Among the other notable differentiating features of the new units involves their external memory interface and their high-speed interface. The DA710 has a 32-bit external memory interface while the DA708 has a 16-bit EMIF. The DA710 has a high-speed peripheral interface while the DA708 does not.
DA7xx devices are backed by TI’s Audio Software Library, an end-to-end system software solution that includes industry-standard decoders and post-processors from Dolby, DTS, THX and Microsoft. The Performance Audio Software Library is based on TI’s XDAIS algorithm standard, which allows OEMs and third parties to create plug-and-play algorithms. Third parties are supporting the Performance Audio Library, including Audyssey, SRS, Waves and Neural. This enables OEMs to more efficiently develop and customize audio algorithms, getting products to market faster, quickly spinning derivative products by adding new features, and reducing development costs in general.
The DA7xx devices leverage TI’s investment in C6000 tools including the Code Composer Studio IDE and C compiler. Developers can get started today with DA710 and DA708 EVMs from Momentum Data Systems (http://www.mds.com). The EVMs include digital I/O, multi-channel analog I/O and all the other system components required to prototype a typical A/V receiver system.

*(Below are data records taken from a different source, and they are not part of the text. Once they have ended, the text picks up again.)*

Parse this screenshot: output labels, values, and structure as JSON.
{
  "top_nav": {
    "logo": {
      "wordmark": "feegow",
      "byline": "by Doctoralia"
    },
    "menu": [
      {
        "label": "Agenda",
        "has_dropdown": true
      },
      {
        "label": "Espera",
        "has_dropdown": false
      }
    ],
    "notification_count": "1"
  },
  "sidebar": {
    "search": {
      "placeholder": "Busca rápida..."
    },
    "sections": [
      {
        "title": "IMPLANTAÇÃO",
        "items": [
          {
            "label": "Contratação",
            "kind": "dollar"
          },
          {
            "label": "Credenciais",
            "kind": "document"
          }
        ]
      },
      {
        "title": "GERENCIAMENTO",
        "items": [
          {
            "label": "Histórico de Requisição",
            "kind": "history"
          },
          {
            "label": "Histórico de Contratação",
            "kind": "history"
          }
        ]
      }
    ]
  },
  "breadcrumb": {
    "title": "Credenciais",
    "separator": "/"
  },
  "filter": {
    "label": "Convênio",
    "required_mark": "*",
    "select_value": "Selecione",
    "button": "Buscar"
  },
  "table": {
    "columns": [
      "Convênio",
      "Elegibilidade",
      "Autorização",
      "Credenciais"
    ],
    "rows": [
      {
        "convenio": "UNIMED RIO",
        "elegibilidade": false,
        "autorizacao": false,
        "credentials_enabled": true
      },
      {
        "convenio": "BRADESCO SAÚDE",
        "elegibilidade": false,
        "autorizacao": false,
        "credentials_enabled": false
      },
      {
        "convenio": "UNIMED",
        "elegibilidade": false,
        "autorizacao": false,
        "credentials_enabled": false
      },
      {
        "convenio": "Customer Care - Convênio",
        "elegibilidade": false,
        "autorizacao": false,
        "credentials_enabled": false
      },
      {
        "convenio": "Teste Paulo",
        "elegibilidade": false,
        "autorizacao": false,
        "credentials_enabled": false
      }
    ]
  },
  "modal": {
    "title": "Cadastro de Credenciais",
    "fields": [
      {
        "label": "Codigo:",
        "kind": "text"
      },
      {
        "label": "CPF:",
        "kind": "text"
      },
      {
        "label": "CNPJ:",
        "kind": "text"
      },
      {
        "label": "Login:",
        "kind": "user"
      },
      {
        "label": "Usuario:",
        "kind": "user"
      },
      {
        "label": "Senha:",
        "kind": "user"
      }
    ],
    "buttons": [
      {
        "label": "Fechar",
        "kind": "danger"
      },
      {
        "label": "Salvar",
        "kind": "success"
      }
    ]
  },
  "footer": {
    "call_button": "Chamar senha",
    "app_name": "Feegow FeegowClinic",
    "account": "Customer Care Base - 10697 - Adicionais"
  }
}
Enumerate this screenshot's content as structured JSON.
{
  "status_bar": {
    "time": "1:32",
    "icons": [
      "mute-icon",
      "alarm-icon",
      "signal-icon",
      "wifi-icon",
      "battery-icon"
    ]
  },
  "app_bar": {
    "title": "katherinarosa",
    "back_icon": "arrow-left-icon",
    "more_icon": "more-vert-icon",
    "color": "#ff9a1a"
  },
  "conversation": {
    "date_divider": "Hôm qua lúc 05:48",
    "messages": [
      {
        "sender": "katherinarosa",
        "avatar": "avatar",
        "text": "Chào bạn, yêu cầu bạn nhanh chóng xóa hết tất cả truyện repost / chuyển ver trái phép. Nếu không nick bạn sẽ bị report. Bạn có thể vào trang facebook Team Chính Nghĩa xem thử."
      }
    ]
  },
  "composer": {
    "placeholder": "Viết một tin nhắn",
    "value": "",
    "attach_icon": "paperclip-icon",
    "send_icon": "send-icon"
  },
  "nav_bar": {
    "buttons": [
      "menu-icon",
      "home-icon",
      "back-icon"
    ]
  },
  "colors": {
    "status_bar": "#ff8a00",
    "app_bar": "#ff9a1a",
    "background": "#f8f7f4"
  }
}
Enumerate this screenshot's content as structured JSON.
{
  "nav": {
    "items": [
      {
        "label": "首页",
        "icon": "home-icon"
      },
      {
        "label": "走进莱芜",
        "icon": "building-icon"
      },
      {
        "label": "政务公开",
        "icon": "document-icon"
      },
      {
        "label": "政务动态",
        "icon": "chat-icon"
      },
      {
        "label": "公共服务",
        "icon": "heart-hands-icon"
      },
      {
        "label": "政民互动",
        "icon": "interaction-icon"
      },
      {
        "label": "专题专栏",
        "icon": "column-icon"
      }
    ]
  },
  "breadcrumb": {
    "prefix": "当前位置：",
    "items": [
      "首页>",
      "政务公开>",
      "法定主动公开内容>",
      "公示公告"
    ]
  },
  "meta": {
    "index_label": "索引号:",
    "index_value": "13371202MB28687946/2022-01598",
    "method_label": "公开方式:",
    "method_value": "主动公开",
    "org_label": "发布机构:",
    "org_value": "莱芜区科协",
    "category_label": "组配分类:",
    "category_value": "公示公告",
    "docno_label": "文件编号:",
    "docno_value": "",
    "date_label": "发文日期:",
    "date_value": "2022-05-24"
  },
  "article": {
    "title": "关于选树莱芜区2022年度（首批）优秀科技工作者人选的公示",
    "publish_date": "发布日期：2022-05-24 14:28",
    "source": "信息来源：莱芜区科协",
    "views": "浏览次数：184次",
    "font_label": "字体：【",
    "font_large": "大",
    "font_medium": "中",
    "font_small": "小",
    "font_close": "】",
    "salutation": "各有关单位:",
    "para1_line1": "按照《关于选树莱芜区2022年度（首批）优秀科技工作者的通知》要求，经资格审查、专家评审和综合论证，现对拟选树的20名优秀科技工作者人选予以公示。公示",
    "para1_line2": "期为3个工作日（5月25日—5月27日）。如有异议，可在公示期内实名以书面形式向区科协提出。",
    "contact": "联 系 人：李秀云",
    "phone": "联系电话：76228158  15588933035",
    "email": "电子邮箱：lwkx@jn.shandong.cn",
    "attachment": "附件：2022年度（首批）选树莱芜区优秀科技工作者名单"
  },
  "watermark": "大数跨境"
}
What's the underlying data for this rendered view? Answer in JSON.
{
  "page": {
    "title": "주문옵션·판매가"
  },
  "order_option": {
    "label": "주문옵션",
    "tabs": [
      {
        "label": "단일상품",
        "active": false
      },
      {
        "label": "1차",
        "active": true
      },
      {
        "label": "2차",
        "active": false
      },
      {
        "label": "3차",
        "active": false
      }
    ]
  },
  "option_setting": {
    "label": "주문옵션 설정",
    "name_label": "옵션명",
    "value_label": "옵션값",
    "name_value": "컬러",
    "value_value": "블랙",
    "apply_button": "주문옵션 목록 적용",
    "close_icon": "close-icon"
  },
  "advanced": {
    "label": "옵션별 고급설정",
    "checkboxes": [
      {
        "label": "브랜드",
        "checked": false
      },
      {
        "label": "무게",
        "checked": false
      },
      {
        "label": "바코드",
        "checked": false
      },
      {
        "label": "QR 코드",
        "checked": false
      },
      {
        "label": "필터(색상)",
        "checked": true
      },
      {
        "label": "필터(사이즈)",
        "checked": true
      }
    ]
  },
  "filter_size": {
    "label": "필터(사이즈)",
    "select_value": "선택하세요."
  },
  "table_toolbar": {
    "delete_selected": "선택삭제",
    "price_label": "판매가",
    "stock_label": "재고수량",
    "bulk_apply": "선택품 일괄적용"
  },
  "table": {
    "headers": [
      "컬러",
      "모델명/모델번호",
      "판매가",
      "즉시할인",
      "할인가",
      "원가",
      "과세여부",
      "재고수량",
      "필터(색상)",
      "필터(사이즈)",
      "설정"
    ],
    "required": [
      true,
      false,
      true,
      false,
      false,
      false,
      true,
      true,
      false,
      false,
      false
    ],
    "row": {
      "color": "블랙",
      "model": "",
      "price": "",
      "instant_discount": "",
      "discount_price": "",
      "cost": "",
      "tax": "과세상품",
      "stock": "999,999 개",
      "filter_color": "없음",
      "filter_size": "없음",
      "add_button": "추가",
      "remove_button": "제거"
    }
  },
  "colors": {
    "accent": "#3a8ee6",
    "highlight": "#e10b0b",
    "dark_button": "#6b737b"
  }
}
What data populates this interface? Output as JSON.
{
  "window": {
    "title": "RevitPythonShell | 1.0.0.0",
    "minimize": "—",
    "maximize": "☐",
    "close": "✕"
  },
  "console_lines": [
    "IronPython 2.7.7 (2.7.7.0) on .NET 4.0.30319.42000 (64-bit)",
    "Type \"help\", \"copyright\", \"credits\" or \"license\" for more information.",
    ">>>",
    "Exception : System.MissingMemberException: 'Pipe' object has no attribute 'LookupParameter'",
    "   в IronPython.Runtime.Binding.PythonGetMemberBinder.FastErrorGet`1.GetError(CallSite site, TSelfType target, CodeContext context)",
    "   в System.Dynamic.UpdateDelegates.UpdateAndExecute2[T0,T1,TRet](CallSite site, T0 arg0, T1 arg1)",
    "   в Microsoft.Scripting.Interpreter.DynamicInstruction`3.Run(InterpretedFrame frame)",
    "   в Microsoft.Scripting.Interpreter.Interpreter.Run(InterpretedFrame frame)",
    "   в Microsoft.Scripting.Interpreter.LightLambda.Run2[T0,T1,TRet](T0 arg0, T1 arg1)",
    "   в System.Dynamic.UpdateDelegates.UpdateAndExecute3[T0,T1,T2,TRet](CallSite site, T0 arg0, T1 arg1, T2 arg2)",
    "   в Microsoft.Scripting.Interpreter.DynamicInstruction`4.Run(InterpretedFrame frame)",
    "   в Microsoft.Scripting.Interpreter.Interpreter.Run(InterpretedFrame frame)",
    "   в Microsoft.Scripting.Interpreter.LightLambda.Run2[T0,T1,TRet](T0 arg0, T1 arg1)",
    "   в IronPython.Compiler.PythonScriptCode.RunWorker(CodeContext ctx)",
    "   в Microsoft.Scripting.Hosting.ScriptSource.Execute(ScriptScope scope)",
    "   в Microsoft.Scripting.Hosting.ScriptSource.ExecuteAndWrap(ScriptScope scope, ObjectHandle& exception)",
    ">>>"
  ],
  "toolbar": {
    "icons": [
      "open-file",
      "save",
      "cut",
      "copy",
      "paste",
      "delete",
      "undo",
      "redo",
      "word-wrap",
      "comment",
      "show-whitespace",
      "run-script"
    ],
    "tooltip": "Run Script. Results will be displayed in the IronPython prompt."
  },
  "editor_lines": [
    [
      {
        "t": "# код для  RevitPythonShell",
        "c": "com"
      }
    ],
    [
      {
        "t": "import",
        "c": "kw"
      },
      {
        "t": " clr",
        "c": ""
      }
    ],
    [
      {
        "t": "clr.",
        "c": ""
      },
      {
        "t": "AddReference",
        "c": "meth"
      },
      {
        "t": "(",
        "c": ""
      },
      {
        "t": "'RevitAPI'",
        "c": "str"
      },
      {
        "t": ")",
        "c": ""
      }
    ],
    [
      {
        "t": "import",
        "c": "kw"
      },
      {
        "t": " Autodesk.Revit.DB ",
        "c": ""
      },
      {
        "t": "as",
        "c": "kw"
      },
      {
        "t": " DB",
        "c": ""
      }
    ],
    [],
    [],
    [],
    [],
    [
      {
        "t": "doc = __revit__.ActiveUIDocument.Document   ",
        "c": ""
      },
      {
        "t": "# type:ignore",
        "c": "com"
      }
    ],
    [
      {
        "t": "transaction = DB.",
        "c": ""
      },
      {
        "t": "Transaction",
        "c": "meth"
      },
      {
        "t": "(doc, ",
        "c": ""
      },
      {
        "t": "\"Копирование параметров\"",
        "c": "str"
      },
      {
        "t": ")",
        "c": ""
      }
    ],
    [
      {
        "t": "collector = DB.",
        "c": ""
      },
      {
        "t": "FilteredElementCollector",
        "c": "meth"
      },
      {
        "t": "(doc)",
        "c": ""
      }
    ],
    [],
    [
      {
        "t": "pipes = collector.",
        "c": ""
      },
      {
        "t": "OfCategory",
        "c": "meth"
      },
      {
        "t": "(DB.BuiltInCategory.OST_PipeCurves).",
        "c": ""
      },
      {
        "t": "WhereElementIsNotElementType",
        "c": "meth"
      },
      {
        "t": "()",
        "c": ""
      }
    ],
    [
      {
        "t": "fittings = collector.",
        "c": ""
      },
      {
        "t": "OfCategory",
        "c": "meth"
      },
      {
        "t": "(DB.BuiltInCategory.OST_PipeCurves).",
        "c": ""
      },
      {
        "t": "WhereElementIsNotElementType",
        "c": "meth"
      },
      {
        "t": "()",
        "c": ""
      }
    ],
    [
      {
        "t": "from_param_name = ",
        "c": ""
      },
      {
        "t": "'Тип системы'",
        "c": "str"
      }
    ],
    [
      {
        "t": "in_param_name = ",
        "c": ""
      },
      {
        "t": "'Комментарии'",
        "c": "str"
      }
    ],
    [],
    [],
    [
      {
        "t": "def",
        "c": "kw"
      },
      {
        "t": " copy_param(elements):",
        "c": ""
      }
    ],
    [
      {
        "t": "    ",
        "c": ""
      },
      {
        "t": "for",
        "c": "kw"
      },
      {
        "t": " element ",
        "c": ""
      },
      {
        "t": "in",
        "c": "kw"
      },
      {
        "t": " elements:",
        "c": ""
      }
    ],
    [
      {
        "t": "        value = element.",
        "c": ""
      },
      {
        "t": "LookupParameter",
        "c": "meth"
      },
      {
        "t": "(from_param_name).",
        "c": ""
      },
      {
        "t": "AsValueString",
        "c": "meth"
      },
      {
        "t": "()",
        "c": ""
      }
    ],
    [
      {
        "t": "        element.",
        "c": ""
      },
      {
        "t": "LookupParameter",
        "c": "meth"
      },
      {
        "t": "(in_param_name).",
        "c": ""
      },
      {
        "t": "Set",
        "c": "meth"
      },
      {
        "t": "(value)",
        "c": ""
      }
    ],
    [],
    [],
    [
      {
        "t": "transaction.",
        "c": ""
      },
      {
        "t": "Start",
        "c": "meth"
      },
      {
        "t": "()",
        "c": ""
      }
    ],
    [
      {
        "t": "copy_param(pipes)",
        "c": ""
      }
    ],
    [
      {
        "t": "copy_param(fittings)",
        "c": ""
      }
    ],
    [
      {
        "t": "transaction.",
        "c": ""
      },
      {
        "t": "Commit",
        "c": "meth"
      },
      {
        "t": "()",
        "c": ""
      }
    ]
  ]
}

For more information on TI’s audio solutions, please visit www.ti.com/homeaudio1.
Texas Instruments, 1-800-477-8924